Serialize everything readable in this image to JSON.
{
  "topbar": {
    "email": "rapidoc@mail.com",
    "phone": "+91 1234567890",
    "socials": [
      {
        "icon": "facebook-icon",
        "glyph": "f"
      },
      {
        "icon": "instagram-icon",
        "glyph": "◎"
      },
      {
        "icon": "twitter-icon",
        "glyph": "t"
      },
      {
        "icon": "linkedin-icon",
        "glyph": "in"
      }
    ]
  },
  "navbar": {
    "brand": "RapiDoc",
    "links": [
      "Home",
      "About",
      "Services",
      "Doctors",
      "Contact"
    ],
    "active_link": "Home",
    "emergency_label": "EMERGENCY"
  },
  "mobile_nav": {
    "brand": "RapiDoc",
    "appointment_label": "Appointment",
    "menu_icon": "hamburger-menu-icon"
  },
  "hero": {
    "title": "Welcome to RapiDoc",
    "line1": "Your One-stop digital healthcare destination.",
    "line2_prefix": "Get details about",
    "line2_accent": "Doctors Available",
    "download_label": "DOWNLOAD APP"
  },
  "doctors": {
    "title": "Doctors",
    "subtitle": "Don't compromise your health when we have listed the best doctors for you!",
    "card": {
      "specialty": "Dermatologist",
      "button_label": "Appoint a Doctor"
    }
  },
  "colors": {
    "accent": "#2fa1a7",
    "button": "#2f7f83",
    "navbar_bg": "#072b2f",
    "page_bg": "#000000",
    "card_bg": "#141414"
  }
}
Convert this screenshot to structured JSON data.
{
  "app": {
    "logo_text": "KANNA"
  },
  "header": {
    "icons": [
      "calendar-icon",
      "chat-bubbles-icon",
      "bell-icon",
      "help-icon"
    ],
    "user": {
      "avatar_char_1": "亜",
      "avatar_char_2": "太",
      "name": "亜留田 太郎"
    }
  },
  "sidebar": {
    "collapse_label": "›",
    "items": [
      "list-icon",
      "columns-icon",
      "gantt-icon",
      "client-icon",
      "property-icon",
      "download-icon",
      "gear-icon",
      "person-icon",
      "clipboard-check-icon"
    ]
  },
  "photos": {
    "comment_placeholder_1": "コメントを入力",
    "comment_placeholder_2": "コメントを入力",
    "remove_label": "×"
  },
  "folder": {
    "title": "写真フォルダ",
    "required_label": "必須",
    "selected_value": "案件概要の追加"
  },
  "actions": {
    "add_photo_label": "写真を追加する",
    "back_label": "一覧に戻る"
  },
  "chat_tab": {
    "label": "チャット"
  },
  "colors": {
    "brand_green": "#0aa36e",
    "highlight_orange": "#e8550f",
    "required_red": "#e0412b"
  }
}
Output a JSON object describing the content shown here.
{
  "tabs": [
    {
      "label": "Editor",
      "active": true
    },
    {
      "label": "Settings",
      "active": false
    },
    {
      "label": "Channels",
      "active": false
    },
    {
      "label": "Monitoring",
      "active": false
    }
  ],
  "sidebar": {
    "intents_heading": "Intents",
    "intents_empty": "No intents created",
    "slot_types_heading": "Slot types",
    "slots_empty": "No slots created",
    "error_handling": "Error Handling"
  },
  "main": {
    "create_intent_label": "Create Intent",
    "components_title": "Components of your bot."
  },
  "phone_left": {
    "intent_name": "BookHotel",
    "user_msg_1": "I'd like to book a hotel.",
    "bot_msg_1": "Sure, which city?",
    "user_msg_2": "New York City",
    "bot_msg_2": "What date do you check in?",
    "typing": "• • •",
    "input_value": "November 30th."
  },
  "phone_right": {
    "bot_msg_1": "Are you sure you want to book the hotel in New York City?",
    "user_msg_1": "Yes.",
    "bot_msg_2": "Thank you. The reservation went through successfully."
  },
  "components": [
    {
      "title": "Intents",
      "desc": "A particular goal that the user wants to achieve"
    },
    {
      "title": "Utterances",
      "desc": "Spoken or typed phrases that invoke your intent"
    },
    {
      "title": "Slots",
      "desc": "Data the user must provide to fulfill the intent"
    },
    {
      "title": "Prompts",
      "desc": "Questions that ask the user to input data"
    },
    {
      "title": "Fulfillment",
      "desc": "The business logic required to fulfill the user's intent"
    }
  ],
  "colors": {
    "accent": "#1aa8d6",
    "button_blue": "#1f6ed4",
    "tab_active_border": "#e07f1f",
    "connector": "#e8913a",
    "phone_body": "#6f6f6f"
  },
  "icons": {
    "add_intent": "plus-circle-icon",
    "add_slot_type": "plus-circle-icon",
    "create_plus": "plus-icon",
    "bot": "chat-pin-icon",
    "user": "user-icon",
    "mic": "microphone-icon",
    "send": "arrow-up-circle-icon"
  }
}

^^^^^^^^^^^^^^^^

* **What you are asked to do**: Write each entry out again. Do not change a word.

* **Response to the task**:
Serialize everything readable in this image to JSON.
{
  "topbar": {
    "email": "rapidoc@mail.com",
    "phone": "+91 1234567890",
    "socials": [
      {
        "icon": "facebook-icon",
        "glyph": "f"
      },
      {
        "icon": "instagram-icon",
        "glyph": "◎"
      },
      {
        "icon": "twitter-icon",
        "glyph": "t"
      },
      {
        "icon": "linkedin-icon",
        "glyph": "in"
      }
    ]
  },
  "navbar": {
    "brand": "RapiDoc",
    "links": [
      "Home",
      "About",
      "Services",
      "Doctors",
      "Contact"
    ],
    "active_link": "Home",
    "emergency_label": "EMERGENCY"
  },
  "mobile_nav": {
    "brand": "RapiDoc",
    "appointment_label": "Appointment",
    "menu_icon": "hamburger-menu-icon"
  },
  "hero": {
    "title": "Welcome to RapiDoc",
    "line1": "Your One-stop digital healthcare destination.",
    "line2_prefix": "Get details about",
    "line2_accent": "Doctors Available",
    "download_label": "DOWNLOAD APP"
  },
  "doctors": {
    "title": "Doctors",
    "subtitle": "Don't compromise your health when we have listed the best doctors for you!",
    "card": {
      "specialty": "Dermatologist",
      "button_label": "Appoint a Doctor"
    }
  },
  "colors": {
    "accent": "#2fa1a7",
    "button": "#2f7f83",
    "navbar_bg": "#072b2f",
    "page_bg": "#000000",
    "card_bg": "#141414"
  }
}
Convert this screenshot to structured JSON data.
{
  "app": {
    "logo_text": "KANNA"
  },
  "header": {
    "icons": [
      "calendar-icon",
      "chat-bubbles-icon",
      "bell-icon",
      "help-icon"
    ],
    "user": {
      "avatar_char_1": "亜",
      "avatar_char_2": "太",
      "name": "亜留田 太郎"
    }
  },
  "sidebar": {
    "collapse_label": "›",
    "items": [
      "list-icon",
      "columns-icon",
      "gantt-icon",
      "client-icon",
      "property-icon",
      "download-icon",
      "gear-icon",
      "person-icon",
      "clipboard-check-icon"
    ]
  },
  "photos": {
    "comment_placeholder_1": "コメントを入力",
    "comment_placeholder_2": "コメントを入力",
    "remove_label": "×"
  },
  "folder": {
    "title": "写真フォルダ",
    "required_label": "必須",
    "selected_value": "案件概要の追加"
  },
  "actions": {
    "add_photo_label": "写真を追加する",
    "back_label": "一覧に戻る"
  },
  "chat_tab": {
    "label": "チャット"
  },
  "colors": {
    "brand_green": "#0aa36e",
    "highlight_orange": "#e8550f",
    "required_red": "#e0412b"
  }
}
Output a JSON object describing the content shown here.
{
  "tabs": [
    {
      "label": "Editor",
      "active": true
    },
    {
      "label": "Settings",
      "active": false
    },
    {
      "label": "Channels",
      "active": false
    },
    {
      "label": "Monitoring",
      "active": false
    }
  ],
  "sidebar": {
    "intents_heading": "Intents",
    "intents_empty": "No intents created",
    "slot_types_heading": "Slot types",
    "slots_empty": "No slots created",
    "error_handling": "Error Handling"
  },
  "main": {
    "create_intent_label": "Create Intent",
    "components_title": "Components of your bot."
  },
  "phone_left": {
    "intent_name": "BookHotel",
    "user_msg_1": "I'd like to book a hotel.",
    "bot_msg_1": "Sure, which city?",
    "user_msg_2": "New York City",
    "bot_msg_2": "What date do you check in?",
    "typing": "• • •",
    "input_value": "November 30th."
  },
  "phone_right": {
    "bot_msg_1": "Are you sure you want to book the hotel in New York City?",
    "user_msg_1": "Yes.",
    "bot_msg_2": "Thank you. The reservation went through successfully."
  },
  "components": [
    {
      "title": "Intents",
      "desc": "A particular goal that the user wants to achieve"
    },
    {
      "title": "Utterances",
      "desc": "Spoken or typed phrases that invoke your intent"
    },
    {
      "title": "Slots",
      "desc": "Data the user must provide to fulfill the intent"
    },
    {
      "title": "Prompts",
      "desc": "Questions that ask the user to input data"
    },
    {
      "title": "Fulfillment",
      "desc": "The business logic required to fulfill the user's intent"
    }
  ],
  "colors": {
    "accent": "#1aa8d6",
    "button_blue": "#1f6ed4",
    "tab_active_border": "#e07f1f",
    "connector": "#e8913a",
    "phone_body": "#6f6f6f"
  },
  "icons": {
    "add_intent": "plus-circle-icon",
    "add_slot_type": "plus-circle-icon",
    "create_plus": "plus-icon",
    "bot": "chat-pin-icon",
    "user": "user-icon",
    "mic": "microphone-icon",
    "send": "arrow-up-circle-icon"
  }
}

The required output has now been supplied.